**TO DO:**
Replicate the data exactly, every line included.
━━━ DATA LISTING
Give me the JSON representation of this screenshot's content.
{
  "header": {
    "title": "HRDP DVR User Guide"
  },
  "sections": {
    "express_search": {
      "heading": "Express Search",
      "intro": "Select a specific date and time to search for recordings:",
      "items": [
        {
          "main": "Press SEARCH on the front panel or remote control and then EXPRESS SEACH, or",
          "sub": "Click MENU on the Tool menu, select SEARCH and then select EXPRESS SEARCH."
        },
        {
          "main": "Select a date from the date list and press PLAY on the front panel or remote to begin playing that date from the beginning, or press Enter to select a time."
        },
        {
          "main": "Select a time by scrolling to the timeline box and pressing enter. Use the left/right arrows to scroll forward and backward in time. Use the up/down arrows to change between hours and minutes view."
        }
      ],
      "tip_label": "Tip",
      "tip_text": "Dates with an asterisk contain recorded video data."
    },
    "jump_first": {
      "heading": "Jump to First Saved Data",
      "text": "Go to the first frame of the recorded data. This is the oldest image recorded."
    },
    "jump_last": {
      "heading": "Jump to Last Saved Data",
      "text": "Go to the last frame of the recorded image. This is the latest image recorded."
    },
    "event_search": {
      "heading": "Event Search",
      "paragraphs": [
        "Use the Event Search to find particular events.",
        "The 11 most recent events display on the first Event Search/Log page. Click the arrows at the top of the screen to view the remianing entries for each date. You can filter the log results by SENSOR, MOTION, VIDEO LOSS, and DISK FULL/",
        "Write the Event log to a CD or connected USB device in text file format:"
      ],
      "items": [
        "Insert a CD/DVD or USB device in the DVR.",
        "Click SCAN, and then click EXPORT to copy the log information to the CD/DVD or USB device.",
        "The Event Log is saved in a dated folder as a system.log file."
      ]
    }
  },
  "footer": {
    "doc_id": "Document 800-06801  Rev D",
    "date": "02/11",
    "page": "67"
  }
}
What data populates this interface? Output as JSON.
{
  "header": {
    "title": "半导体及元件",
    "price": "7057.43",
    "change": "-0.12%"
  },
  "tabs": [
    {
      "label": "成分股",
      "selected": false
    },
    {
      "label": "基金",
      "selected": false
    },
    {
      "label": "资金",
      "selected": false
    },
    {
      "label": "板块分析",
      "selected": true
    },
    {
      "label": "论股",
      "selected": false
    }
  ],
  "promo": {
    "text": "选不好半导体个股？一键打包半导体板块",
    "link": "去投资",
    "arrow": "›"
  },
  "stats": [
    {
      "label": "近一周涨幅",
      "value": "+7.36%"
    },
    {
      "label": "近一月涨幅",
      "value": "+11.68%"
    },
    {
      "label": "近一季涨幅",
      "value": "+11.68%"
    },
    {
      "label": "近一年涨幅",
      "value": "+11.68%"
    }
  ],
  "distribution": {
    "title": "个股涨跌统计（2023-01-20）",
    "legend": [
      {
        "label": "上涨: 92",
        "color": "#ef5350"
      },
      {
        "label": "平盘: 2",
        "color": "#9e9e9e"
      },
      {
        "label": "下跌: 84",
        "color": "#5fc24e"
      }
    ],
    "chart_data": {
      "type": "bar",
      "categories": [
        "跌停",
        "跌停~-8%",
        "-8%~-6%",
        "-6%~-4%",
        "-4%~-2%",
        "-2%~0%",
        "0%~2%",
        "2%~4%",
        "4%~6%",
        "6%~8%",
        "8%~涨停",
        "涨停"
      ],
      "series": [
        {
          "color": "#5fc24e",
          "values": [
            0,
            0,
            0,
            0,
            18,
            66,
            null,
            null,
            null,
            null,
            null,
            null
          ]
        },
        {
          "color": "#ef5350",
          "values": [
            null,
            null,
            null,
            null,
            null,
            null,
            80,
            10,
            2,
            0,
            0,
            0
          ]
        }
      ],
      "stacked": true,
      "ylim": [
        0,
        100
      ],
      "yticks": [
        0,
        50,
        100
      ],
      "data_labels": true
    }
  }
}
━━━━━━
**EXERCISE RESULT:**
Give me the JSON representation of this screenshot's content.
{
  "header": {
    "title": "HRDP DVR User Guide"
  },
  "sections": {
    "express_search": {
      "heading": "Express Search",
      "intro": "Select a specific date and time to search for recordings:",
      "items": [
        {
          "main": "Press SEARCH on the front panel or remote control and then EXPRESS SEACH, or",
          "sub": "Click MENU on the Tool menu, select SEARCH and then select EXPRESS SEARCH."
        },
        {
          "main": "Select a date from the date list and press PLAY on the front panel or remote to begin playing that date from the beginning, or press Enter to select a time."
        },
        {
          "main": "Select a time by scrolling to the timeline box and pressing enter. Use the left/right arrows to scroll forward and backward in time. Use the up/down arrows to change between hours and minutes view."
        }
      ],
      "tip_label": "Tip",
      "tip_text": "Dates with an asterisk contain recorded video data."
    },
    "jump_first": {
      "heading": "Jump to First Saved Data",
      "text": "Go to the first frame of the recorded data. This is the oldest image recorded."
    },
    "jump_last": {
      "heading": "Jump to Last Saved Data",
      "text": "Go to the last frame of the recorded image. This is the latest image recorded."
    },
    "event_search": {
      "heading": "Event Search",
      "paragraphs": [
        "Use the Event Search to find particular events.",
        "The 11 most recent events display on the first Event Search/Log page. Click the arrows at the top of the screen to view the remianing entries for each date. You can filter the log results by SENSOR, MOTION, VIDEO LOSS, and DISK FULL/",
        "Write the Event log to a CD or connected USB device in text file format:"
      ],
      "items": [
        "Insert a CD/DVD or USB device in the DVR.",
        "Click SCAN, and then click EXPORT to copy the log information to the CD/DVD or USB device.",
        "The Event Log is saved in a dated folder as a system.log file."
      ]
    }
  },
  "footer": {
    "doc_id": "Document 800-06801  Rev D",
    "date": "02/11",
    "page": "67"
  }
}
What data populates this interface? Output as JSON.
{
  "header": {
    "title": "半导体及元件",
    "price": "7057.43",
    "change": "-0.12%"
  },
  "tabs": [
    {
      "label": "成分股",
      "selected": false
    },
    {
      "label": "基金",
      "selected": false
    },
    {
      "label": "资金",
      "selected": false
    },
    {
      "label": "板块分析",
      "selected": true
    },
    {
      "label": "论股",
      "selected": false
    }
  ],
  "promo": {
    "text": "选不好半导体个股？一键打包半导体板块",
    "link": "去投资",
    "arrow": "›"
  },
  "stats": [
    {
      "label": "近一周涨幅",
      "value": "+7.36%"
    },
    {
      "label": "近一月涨幅",
      "value": "+11.68%"
    },
    {
      "label": "近一季涨幅",
      "value": "+11.68%"
    },
    {
      "label": "近一年涨幅",
      "value": "+11.68%"
    }
  ],
  "distribution": {
    "title": "个股涨跌统计（2023-01-20）",
    "legend": [
      {
        "label": "上涨: 92",
        "color": "#ef5350"
      },
      {
        "label": "平盘: 2",
        "color": "#9e9e9e"
      },
      {
        "label": "下跌: 84",
        "color": "#5fc24e"
      }
    ],
    "chart_data": {
      "type": "bar",
      "categories": [
        "跌停",
        "跌停~-8%",
        "-8%~-6%",
        "-6%~-4%",
        "-4%~-2%",
        "-2%~0%",
        "0%~2%",
        "2%~4%",
        "4%~6%",
        "6%~8%",
        "8%~涨停",
        "涨停"
      ],
      "series": [
        {
          "color": "#5fc24e",
          "values": [
            0,
            0,
            0,
            0,
            18,
            66,
            null,
            null,
            null,
            null,
            null,
            null
          ]
        },
        {
          "color": "#ef5350",
          "values": [
            null,
            null,
            null,
            null,
            null,
            null,
            80,
            10,
            2,
            0,
            0,
            0
          ]
        }
      ],
      "stacked": true,
      "ylim": [
        0,
        100
      ],
      "yticks": [
        0,
        50,
        100
      ],
      "data_labels": true
    }
  }
}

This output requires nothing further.